Source data START
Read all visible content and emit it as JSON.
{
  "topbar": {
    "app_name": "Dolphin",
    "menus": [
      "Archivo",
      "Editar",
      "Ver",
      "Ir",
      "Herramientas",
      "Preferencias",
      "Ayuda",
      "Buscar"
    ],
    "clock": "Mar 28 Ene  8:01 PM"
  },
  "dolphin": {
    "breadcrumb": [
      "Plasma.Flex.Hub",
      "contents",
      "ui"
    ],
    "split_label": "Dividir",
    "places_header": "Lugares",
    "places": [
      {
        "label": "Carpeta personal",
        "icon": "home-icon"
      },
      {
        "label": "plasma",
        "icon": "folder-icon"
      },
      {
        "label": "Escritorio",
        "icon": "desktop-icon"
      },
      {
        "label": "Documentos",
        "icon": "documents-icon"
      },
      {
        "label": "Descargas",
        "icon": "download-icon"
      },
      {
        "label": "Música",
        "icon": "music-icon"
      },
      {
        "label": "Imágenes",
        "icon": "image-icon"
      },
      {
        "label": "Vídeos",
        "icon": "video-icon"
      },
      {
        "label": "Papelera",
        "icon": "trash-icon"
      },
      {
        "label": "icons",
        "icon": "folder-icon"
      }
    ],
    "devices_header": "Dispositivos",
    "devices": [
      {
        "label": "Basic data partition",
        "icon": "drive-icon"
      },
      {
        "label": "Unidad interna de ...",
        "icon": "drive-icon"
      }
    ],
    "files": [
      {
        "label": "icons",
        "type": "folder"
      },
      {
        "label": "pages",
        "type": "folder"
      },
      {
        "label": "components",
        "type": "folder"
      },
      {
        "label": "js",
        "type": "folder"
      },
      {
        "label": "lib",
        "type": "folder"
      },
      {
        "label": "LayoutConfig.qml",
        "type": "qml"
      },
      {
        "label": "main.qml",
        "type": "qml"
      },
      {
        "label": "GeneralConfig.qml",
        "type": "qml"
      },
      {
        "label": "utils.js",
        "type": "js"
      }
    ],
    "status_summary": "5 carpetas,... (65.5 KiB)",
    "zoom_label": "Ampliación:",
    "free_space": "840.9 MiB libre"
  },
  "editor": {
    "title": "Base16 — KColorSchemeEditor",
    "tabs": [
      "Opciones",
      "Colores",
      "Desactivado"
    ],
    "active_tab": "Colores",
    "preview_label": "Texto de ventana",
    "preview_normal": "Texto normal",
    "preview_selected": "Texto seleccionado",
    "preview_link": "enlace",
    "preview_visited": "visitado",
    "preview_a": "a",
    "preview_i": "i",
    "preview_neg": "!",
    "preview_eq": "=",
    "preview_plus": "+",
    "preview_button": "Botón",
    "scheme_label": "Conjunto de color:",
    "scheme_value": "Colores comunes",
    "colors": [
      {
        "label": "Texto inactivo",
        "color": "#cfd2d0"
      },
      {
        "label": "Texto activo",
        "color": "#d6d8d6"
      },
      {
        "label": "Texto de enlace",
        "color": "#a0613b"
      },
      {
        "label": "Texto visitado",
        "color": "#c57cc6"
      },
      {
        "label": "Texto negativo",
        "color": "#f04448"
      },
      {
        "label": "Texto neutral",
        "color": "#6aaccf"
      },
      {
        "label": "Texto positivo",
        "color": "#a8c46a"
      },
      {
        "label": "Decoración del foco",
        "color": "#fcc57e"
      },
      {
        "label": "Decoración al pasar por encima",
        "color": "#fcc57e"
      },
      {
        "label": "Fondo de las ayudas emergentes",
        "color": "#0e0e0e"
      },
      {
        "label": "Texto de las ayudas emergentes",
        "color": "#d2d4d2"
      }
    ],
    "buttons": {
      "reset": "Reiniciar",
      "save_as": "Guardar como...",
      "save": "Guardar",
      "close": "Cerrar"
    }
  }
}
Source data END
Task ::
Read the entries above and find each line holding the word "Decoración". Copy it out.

Solution ::
        "label": "Decoración del foco",
        "label": "Decoración al pasar por encima",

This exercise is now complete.